Figure 4 ASRs for the cued threat procedure including Block. Values are estimated means (with standard error bars) for each condition over the three blocks. Anticipation and Threat conditions are averaged over threat type (abdominal and arm). Safe includes both (more ...)
Moderation of ASR potentiation as a function of neuroticism and anxiety symptoms
As expected, the IBS patients reported significantly greater anxiety symptoms and neuroticism compared to controls despite selection for absence of psychiatric disorders (). Mixed model analyses of covariance (ANCOVAs) were first used to examine the effects of neuroticism and anxiety scores on ASR modulation across the groups. After inclusion of neuroticism or anxiety symptoms, the significant Group × Condition interactions found in the analyses described above remained, indicating the primary group differences in ASR were not due to elevated anxiety symptoms or neuroticism in the IBS subjects.

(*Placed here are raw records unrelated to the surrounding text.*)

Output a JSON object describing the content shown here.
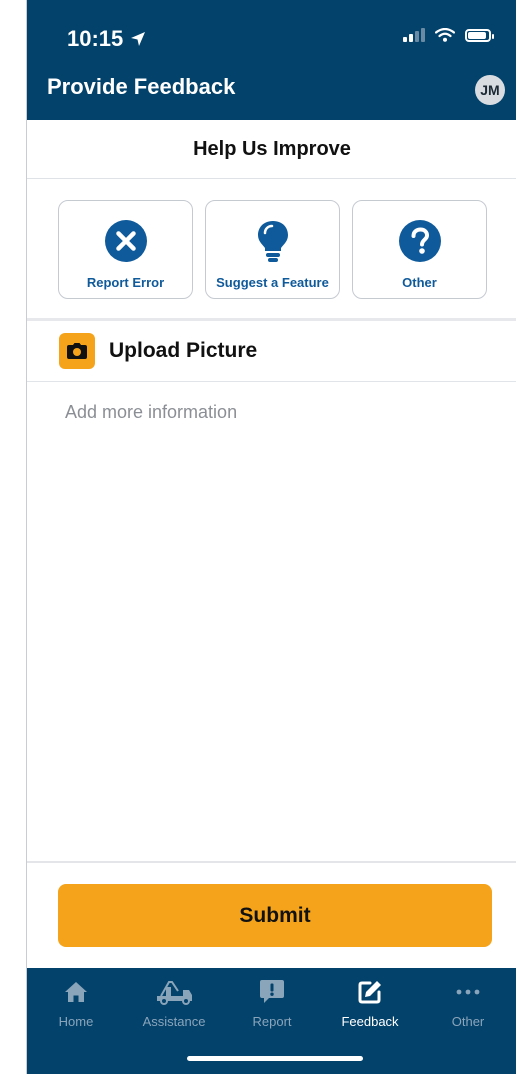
{
  "status_bar": {
    "time": "10:15"
  },
  "header": {
    "title": "Provide Feedback",
    "avatar_initials": "JM"
  },
  "section": {
    "title": "Help Us Improve"
  },
  "categories": [
    {
      "label": "Report Error",
      "icon": "x-circle-icon"
    },
    {
      "label": "Suggest a Feature",
      "icon": "lightbulb-icon"
    },
    {
      "label": "Other",
      "icon": "question-circle-icon"
    }
  ],
  "upload": {
    "label": "Upload Picture",
    "icon": "camera-icon"
  },
  "details": {
    "placeholder": "Add more information",
    "value": ""
  },
  "submit_label": "Submit",
  "tabs": [
    {
      "label": "Home",
      "icon": "home-icon",
      "active": false
    },
    {
      "label": "Assistance",
      "icon": "tow-truck-icon",
      "active": false
    },
    {
      "label": "Report",
      "icon": "exclamation-bubble-icon",
      "active": false
    },
    {
      "label": "Feedback",
      "icon": "edit-icon",
      "active": true
    },
    {
      "label": "Other",
      "icon": "more-icon",
      "active": false
    }
  ],
  "colors": {
    "header": "#03426b",
    "accent": "#f5a31a",
    "link": "#0f5a9a"
  }
}
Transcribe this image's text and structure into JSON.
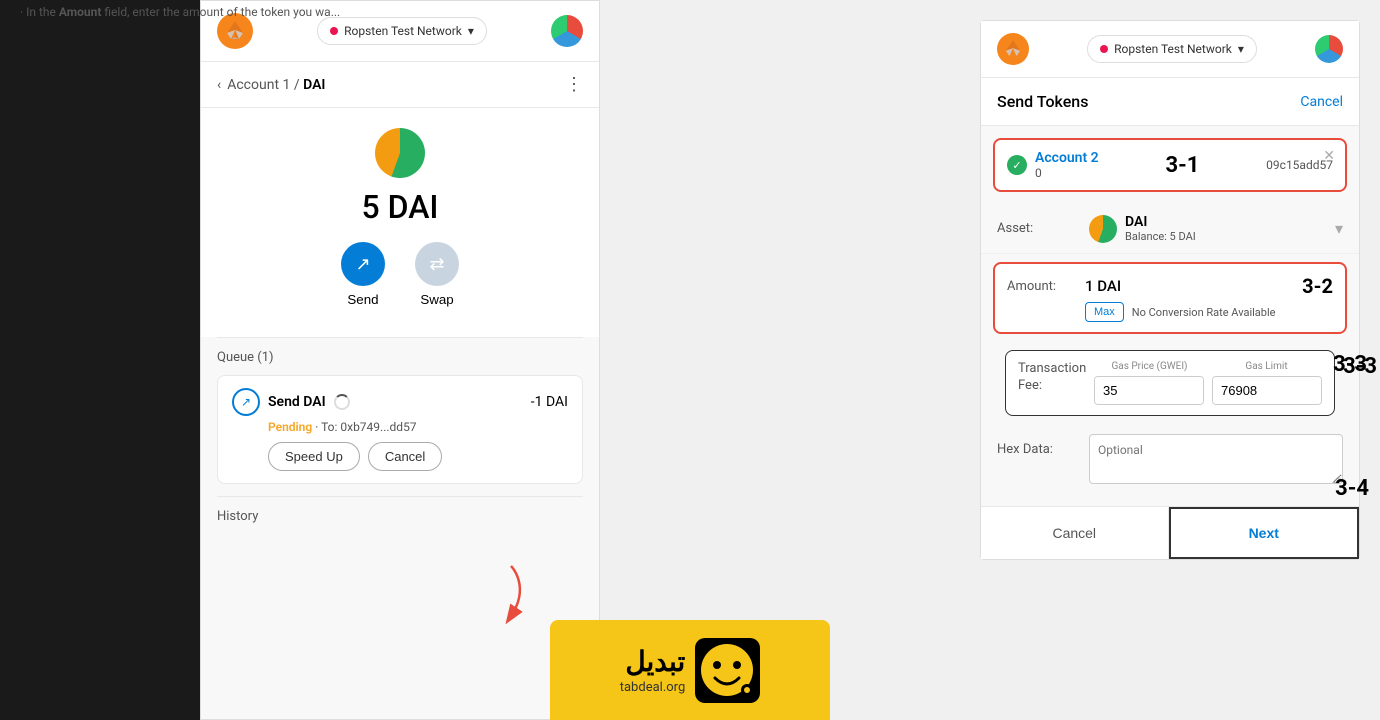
{
  "left": {
    "header": {
      "network": "Ropsten Test Network",
      "network_dot_color": "#e91550"
    },
    "account_bar": {
      "back_text": "<",
      "account_label": "Account 1",
      "dai_label": "DAI"
    },
    "balance": {
      "amount": "5 DAI"
    },
    "actions": {
      "send_label": "Send",
      "swap_label": "Swap"
    },
    "queue": {
      "title": "Queue (1)",
      "transaction": {
        "name": "Send DAI",
        "status": "Pending",
        "to": "To: 0xb749...dd57",
        "amount": "-1 DAI",
        "speed_up_label": "Speed Up",
        "cancel_label": "Cancel"
      }
    },
    "history": {
      "title": "History"
    }
  },
  "right": {
    "instruction": "In the Amount field, enter the amount of the token you wa...",
    "amount_bold": "Amount",
    "header": {
      "network": "Ropsten Test Network"
    },
    "send_tokens": {
      "title": "Send Tokens",
      "cancel_label": "Cancel"
    },
    "account2": {
      "name": "Account 2",
      "balance": "0",
      "address": "09c15add57",
      "step_label": "3-1"
    },
    "asset": {
      "label": "Asset:",
      "name": "DAI",
      "balance": "Balance: 5 DAI"
    },
    "amount_section": {
      "label": "Amount:",
      "value": "1 DAI",
      "step_label": "3-2",
      "max_label": "Max",
      "no_conversion": "No Conversion Rate Available"
    },
    "tx_fee": {
      "label": "Transaction Fee:",
      "gas_price_label": "Gas Price (GWEI)",
      "gas_limit_label": "Gas Limit",
      "gas_price": "35",
      "gas_limit": "76908",
      "step_label": "3-3"
    },
    "hex_data": {
      "label": "Hex Data:",
      "placeholder": "Optional"
    },
    "buttons": {
      "cancel_label": "Cancel",
      "next_label": "Next",
      "step_label": "3-4"
    }
  },
  "tabdeal": {
    "fa_text": "تبدیل",
    "en_text": "tabdeal.org"
  }
}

To further explore the impact of these variables on ASR, Condition × Block mixed model ANCOVAs were performed for each group separately. For IBS there was a greater positive slope between neuroticism and ASRs during both the safe and anticipation conditions than during the imminent threat condition (p’s < .005). This resulted in a significant Neuroticism × Condition interaction (F(2, 1192) = 7.03, p<.001). illustrates this interaction by showing the estimated ASRs at three levels of neuroticism: mean neuroticism, one standard deviation above the mean, and one standard deviation below the mean. A similar analysis for the HAD anxiety scale in IBS () also yielded a significant Anxiety × Condition interaction (F(2, 1290) = 15.15, p < .001). However this was due to there being a greater negative slope between anxiety and ASRs during the imminent threat condition compared to both the safe and anticipation conditions (p’s < .005), indicating increased ASR with lower anxiety symptoms. For controls, the same mixed model ANCOVAs did not yield any significant neuroticism or anxiety symptom effects or interactions (p’s > .05).
Figure 5 Estimated mean ASRs (and standard errors) for IBS patients within 1 standard deviation of the mean and those > 1 standard deviation above and below the mean on neuroticism (EPQ-R) for the three cued threat conditions. sqrt(μV) = square (more ...)
Figure 6 Estimated mean ASRs (and standard errors) for IBS patients within 1 standard deviation of the mean and those > 1 standard deviation above and below the mean on anxiety symptoms HAD-A) for the three cued threat conditions. sqrt(μV) = square (more ...)